Cagle took some criticism from his opponents over the state law, now declared unconstitutional, that would have required voters to show government-issued photo IDs at the polls before being allowed to vote. Cagle and the Republican majority in the General Assembly voted to adopt the voter ID bill last session.
"That law was just pathetic because it was clearly designed to keep a large number of voters away from the polls, and most of these voters would be older and disabled people who in general would vote Democratic and to me, that is just definitely wrong," Buckley said. "I don’t think we really have a fraud problem."
"The truth is, you were part of a Republican administration that made an effort to reduce, to disenfranchise 750,000 Georgians by passing this voter ID bill that the courts have thrown out," Martin said.
Time ran out before Cagle could respond to the allegations.
An earlier debate Sunday afternoon between Republican insurance Commissioner John Oxendine and Democratic nominee Guy Drexinger featured cutting exchanges between the two candidates about their financial supporters.
Oxendine has raised millions of dollars throughout his 12 years in office from executives in the insurance industry, which his office regulates, a money source that has made him a frequent target of criticism by political opponents.
"My record is very good — I haven’t taken a single dollar from an insurance company," Oxendine said in response to a question from the media panel. "I’ve only accepted money from individuals. You know, I have fined HMOs more than any other insurance commissioner in America — more than $7 million."
Drexinger, the former chairman of the Cobb County Democratic Party, noted the large contributions Oxendine accepted from the Dan Amos family, which owns Aflac Insurance, and charged, "All your fines [of HMOs] seem to come in election years."
Oxendine alleged that "the trial bar is totally funding your campaign" during an exchange with Drexinger. Media panelist Bill Liss, a TV reporter, asked Drexinger about the large number of contributions he received from drugstore owners and pharmaceutical sources.

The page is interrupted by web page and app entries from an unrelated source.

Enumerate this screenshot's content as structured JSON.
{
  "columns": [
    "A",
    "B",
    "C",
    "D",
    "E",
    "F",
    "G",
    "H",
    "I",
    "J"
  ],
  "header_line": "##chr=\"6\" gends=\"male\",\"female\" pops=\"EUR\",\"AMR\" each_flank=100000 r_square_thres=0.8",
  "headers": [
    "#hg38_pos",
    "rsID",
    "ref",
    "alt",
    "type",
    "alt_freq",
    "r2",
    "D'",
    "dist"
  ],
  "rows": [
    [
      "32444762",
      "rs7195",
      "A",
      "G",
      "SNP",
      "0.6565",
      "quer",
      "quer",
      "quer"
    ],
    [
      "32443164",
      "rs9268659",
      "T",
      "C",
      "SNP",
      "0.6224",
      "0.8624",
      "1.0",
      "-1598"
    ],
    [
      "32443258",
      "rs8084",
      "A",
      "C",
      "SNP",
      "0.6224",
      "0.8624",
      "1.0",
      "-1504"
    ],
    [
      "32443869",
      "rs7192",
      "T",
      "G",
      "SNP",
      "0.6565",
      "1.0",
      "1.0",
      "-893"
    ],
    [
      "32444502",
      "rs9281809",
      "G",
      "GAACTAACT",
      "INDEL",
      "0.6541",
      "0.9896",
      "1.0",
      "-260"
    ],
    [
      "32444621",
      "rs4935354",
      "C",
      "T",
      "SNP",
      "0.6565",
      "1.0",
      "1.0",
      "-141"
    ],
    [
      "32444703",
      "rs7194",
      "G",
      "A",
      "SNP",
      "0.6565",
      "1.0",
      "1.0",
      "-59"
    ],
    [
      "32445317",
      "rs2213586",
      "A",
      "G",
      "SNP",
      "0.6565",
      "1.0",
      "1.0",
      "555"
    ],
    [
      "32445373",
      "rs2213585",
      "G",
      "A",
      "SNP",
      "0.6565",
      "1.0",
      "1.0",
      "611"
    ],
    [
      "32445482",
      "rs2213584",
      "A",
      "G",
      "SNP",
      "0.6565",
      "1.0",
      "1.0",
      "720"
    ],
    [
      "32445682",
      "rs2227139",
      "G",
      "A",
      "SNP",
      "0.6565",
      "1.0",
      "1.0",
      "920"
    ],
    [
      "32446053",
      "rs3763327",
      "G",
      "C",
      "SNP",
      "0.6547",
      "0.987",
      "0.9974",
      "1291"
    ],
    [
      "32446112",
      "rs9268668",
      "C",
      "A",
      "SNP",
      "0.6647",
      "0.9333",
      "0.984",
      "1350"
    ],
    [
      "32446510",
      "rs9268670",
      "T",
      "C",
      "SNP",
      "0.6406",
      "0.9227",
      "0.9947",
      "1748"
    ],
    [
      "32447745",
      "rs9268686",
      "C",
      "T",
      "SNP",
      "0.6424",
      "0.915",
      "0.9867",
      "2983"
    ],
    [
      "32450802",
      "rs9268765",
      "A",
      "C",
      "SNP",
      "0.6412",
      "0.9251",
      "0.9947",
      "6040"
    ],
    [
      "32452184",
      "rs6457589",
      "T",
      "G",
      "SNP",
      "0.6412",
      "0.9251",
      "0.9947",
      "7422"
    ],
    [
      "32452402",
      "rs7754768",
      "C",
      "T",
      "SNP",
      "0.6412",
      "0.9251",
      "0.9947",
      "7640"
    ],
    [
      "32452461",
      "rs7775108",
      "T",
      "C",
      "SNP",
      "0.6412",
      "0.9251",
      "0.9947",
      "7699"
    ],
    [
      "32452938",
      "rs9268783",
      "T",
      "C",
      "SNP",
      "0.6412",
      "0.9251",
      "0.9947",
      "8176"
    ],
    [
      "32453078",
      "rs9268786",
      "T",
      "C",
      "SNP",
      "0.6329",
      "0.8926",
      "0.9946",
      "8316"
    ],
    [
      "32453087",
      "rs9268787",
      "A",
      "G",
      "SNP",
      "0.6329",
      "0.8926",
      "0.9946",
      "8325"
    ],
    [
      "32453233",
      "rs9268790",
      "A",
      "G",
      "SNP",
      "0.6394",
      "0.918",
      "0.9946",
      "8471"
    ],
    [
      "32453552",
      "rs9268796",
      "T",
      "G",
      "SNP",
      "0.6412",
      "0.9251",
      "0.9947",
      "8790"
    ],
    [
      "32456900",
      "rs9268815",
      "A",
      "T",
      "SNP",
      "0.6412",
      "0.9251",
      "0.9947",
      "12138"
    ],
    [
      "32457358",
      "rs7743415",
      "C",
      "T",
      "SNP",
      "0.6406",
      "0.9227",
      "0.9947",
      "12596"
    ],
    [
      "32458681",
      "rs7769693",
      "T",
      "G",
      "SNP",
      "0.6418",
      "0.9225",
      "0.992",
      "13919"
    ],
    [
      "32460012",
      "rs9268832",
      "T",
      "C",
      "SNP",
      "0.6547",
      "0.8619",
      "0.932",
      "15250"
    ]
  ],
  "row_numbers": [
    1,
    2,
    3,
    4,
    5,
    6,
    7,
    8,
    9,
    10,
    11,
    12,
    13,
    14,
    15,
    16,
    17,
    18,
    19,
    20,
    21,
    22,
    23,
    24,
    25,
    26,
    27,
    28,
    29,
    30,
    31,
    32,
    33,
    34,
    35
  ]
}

"Small businesses in Georgia need help," Drexinger said. "These are small businesses from all over the state." None of them, Drexinger noted, are regulated by the insurance commissioner’s office.
© 2006 by Capitolimpact.com